The theme of failing where you'd normally succeed is very common among people who have achieved great things. Eighty per cent of Harvard graduates report the failing nightmare. Tina graduates from college in three years, with all A's and top honors. She had always been the very best. That nightmare about failing recurred periodically for 20 years before she began to examine it with guidance.
Exploration of the dream led her to reevaluate how hard she drove herself and what it means to fail. She had a change of mind about success, gave herself some room to do things just for the fun, and not go for the top.
Subsequently, she had a breakthrough dream in which she was going to the exam but it turned out to be a party, the professor gave out sheet music and they all sang songs for a while.
She reports that elements of the failure nightmare still recur occasionally, but they are benign, or the story line ends up in a stress-less frivolity instead of a sweat.

So What do I do with My Nightmare?

First, get to the root of the issue with some dream work...

In the day world:

In the dream world:

Being chased by a monster is a classic nightmare. It is universal. Every country and culture reports the nightmare of "being chased by a monster." It is probably linked to a very primitive survival tactic. Makes good sense. The idea in dream work is to switch ground on the nightmare.

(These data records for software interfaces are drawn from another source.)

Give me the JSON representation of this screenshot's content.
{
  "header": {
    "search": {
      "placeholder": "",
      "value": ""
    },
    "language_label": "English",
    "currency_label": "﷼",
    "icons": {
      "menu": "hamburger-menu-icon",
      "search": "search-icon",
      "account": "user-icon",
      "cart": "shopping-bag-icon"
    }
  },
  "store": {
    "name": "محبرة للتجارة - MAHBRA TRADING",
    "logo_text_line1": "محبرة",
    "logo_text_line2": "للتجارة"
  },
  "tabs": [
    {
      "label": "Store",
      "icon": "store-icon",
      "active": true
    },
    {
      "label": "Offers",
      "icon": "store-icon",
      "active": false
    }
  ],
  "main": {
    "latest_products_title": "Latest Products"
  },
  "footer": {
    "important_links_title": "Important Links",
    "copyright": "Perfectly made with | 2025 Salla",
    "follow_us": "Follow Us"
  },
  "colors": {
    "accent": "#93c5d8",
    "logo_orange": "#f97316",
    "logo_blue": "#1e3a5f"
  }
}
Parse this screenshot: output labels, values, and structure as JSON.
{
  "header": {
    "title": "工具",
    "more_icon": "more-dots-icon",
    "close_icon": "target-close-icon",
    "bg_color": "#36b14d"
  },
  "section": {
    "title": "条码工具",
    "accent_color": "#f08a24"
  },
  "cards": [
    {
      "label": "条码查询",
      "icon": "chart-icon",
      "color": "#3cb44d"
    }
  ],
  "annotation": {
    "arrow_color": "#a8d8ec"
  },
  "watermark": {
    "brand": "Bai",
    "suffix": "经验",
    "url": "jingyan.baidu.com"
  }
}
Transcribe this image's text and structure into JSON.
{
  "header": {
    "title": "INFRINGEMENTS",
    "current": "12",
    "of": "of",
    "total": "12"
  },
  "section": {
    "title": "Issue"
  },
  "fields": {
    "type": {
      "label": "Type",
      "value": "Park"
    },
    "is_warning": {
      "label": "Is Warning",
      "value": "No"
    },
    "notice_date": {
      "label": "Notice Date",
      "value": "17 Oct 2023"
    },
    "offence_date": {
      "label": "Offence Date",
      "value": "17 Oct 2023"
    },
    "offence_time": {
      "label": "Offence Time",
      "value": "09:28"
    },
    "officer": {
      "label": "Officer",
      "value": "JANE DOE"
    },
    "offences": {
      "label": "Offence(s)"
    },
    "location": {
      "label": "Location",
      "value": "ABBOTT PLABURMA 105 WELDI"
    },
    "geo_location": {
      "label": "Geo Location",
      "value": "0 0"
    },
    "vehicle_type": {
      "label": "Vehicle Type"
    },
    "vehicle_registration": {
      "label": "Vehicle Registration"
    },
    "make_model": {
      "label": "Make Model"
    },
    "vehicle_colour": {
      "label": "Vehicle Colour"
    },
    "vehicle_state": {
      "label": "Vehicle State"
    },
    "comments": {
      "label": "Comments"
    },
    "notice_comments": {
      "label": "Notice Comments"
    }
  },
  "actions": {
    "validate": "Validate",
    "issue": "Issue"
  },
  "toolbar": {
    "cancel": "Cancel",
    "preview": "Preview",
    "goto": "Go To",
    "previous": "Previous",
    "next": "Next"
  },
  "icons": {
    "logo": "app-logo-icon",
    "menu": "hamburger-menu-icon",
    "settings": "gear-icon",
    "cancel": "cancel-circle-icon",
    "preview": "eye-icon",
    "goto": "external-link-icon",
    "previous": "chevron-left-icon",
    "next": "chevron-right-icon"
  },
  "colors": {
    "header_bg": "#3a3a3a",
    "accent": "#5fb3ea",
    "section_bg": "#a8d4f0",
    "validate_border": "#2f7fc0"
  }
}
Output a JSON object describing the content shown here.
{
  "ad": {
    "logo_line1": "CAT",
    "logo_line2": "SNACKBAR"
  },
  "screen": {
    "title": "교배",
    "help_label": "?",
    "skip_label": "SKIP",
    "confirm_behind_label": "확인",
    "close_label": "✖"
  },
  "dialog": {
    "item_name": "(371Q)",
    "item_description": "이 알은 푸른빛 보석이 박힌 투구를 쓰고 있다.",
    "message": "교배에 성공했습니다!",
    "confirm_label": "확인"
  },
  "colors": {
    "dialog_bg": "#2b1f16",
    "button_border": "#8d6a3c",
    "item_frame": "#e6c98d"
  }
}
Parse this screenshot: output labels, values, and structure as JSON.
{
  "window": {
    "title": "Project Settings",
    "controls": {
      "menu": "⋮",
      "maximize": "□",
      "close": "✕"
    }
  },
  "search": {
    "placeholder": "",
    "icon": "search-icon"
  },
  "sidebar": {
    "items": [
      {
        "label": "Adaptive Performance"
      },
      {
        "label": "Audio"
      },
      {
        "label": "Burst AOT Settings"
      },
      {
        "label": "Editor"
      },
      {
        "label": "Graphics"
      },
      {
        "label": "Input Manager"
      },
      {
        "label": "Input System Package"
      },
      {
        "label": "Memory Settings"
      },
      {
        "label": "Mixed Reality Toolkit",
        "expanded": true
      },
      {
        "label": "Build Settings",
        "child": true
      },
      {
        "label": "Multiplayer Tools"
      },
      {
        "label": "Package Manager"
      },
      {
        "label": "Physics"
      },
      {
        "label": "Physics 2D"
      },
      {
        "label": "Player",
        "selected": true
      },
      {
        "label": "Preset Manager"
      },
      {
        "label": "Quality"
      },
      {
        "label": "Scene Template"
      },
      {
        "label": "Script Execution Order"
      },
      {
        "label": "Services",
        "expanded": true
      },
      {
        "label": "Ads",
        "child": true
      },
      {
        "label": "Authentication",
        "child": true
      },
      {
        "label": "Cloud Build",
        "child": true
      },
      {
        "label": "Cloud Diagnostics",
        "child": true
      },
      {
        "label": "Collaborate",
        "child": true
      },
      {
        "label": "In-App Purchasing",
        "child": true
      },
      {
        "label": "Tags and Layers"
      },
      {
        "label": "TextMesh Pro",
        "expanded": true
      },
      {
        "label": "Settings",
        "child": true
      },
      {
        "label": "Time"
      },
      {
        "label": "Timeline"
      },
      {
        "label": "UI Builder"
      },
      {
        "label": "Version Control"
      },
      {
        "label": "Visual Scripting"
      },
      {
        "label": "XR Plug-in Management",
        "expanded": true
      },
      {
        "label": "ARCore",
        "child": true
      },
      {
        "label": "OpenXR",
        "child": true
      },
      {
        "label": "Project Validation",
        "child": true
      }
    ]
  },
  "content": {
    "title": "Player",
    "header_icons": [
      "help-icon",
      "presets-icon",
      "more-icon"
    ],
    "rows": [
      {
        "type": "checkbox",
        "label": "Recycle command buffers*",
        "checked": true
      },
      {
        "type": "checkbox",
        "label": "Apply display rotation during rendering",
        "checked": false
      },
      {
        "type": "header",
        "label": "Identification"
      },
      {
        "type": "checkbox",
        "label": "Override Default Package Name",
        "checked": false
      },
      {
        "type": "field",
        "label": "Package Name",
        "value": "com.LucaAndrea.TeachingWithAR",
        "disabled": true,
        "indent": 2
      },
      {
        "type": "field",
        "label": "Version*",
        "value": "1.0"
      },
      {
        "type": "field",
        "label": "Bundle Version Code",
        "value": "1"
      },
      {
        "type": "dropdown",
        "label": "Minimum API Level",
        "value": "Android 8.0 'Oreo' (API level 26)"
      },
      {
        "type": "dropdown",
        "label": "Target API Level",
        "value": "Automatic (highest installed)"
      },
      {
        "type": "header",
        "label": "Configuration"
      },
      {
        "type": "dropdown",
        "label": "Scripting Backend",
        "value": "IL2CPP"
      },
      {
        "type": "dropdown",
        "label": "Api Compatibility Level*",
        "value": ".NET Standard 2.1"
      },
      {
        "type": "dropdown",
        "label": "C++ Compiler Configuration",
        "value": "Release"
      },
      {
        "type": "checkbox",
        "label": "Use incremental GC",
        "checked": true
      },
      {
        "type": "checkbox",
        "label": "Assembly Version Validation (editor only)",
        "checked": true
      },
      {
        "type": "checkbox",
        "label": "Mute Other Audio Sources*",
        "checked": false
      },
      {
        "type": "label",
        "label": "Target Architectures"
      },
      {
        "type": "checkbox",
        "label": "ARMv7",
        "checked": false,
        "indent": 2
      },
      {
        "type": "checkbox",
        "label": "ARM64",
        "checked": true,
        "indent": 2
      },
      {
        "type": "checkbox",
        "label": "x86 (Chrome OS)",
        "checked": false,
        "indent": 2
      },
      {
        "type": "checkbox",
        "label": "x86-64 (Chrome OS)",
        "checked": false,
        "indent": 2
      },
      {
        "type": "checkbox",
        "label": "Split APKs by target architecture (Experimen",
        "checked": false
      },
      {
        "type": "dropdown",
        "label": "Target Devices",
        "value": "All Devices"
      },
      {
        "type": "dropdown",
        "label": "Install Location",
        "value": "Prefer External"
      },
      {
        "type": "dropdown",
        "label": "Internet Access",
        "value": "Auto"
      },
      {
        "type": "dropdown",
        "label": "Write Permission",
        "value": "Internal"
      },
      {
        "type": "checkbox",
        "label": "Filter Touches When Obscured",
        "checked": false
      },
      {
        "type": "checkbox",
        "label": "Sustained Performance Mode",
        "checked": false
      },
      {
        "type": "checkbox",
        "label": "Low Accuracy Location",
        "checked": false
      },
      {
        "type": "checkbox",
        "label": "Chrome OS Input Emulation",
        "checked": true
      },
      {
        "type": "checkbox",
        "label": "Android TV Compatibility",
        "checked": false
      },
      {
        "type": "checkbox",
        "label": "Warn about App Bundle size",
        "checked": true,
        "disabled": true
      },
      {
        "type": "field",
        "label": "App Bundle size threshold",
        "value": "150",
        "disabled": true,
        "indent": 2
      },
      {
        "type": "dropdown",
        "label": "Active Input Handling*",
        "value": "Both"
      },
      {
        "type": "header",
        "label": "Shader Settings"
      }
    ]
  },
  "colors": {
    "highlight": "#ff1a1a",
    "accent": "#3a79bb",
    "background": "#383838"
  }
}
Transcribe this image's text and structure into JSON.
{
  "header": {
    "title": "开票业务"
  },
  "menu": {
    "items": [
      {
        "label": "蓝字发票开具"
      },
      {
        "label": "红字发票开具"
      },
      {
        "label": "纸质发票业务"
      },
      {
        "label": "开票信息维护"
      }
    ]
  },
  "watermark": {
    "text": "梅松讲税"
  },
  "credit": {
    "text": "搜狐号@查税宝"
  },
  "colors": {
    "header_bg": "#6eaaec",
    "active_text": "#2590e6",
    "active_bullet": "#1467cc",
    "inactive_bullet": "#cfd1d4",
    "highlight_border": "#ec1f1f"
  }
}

The idea is to try the nightmare a different way. The idea is to open a new relationship where you don't do the old thing anymore.